DATASET ENTRIES START
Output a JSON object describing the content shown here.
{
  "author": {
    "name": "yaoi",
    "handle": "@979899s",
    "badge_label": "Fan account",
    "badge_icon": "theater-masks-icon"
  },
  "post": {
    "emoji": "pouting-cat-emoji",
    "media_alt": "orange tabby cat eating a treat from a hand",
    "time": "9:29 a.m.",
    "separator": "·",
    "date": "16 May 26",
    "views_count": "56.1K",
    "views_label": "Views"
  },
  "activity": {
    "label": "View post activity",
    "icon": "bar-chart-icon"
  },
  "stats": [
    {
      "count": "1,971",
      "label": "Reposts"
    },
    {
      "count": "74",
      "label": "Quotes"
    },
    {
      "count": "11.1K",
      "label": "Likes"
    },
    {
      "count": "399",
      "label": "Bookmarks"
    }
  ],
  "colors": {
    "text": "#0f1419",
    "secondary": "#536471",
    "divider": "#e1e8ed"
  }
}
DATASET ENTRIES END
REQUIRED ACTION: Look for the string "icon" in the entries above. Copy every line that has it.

SOLUTION FOR THIS EXERCISE:
    "badge_icon": "theater-masks-icon"
    "icon": "bar-chart-icon"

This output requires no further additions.